27 November 2013
I live in a room with no windows.
I am part of a big family, and in our house we share spaces. (Which is to say, privacy is nonexistent, an alien word.) My bedroom never changed, but I’ve shared with it different sisters while growing up. It was my aunt’s darkroom from before I was born, suffice to say it does not receive any natural light. It is adjacent to the library, which I have since converted into my office/studio. I always felt comfortable in it: it’s like a cave, a womb, a cocoon. Of course, it can feel claustrophobic at times, especially when other people dump their things in here (over the years it has played the role of an attic, a garage, a backyard–a repository for things that people don’t want anymore), but I find that I can manage that better than when I am surrounded by a throng of people.

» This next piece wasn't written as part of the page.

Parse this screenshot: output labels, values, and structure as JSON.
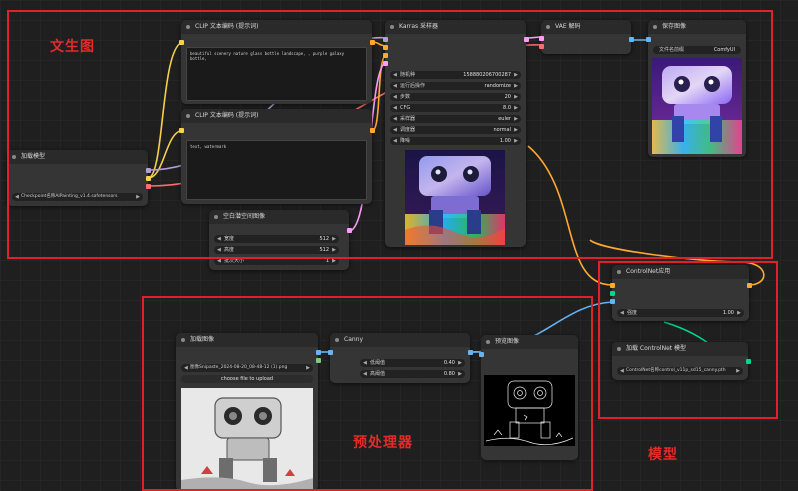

I suppose that’s why my sisters have opted to be in other rooms. This one feels too small, too hidden. I suppose that’s why I love it.

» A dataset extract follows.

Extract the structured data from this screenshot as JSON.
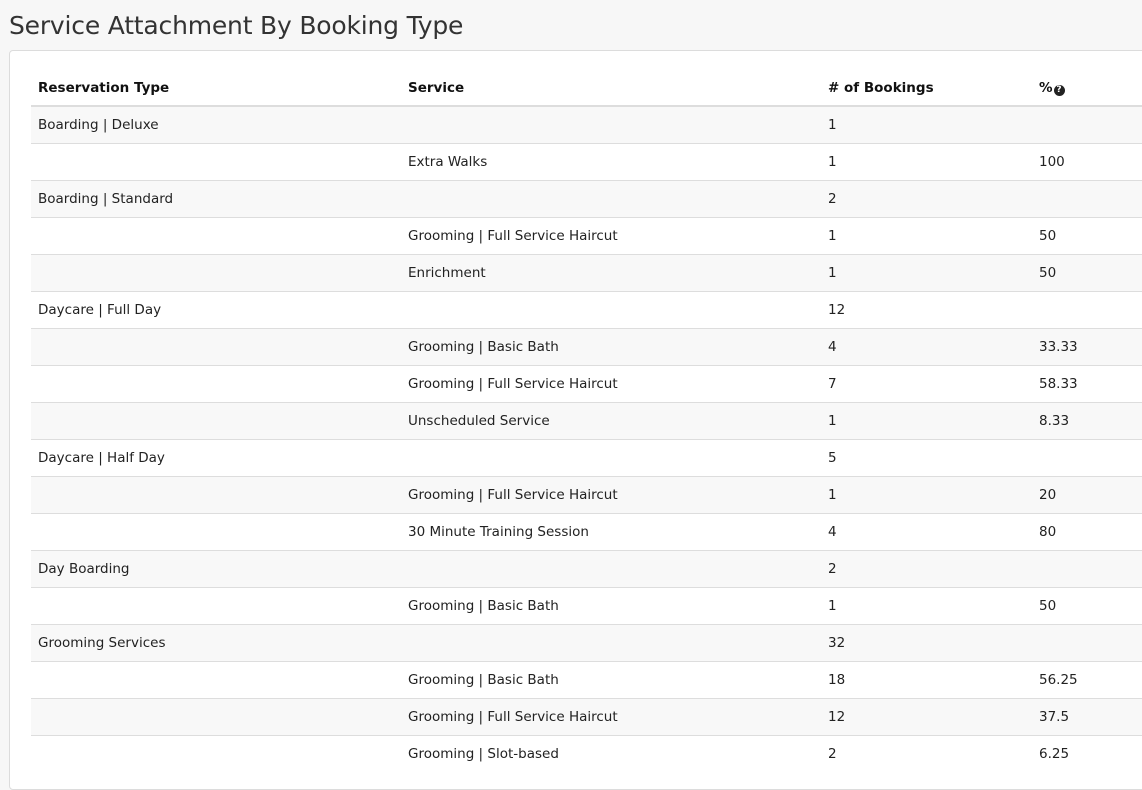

Nevertheless, I have always yearned for a big window. One that overlooks something vast. One where I can see the sky. One where it allows for light to come in. I mean–I grew up living with shadows but light is always welcome, and something worth learning to love.
Does that make sense? I know I’m contradicting myself left and right here, but that’s how it is.
When I am at other places–okay, let me be honest, just hotel rooms, really–I take the time to find the biggest window there is and sit before it.
I wait until everybody falls asleep, and then I go to the window, seeing nothing, everything. I go to bed. I wake up a few hours before sunrise, go back to it. Just looking, and looking.
The New Higher
You meant more than life to me. I lived through
you not knowing, not knowing I was living.
I learned that you called for me. I came to where
you were living, up a stair. There was no one there.
No one to appreciate me. The legality of it
upset a chair. Many times to celebrate
we were called together and where
we had been there was nothing there,
nothing that is anywhere. We passed obliquely,
leaving no stare. When the sun was done muttering,
in an optimistic way, it was time to leave that there.
Blithely passing in and out of where, blushing shyly
at the tag on the overcoat near the window where
the outside crept away, I put aside the there and now.
Now it was time to stumble anew,
blacking out when time came in the window.
There was not much of it left.
I laughed and put my hands shyly
across your eyes. Can you see now?
Yes I can see I am only in the where
where the blossoming stream takes off, under your window.
Go presently you said. Go from my window.
I am in love with your window I cannot undermine
it, I said.
Someday: a desk before a window.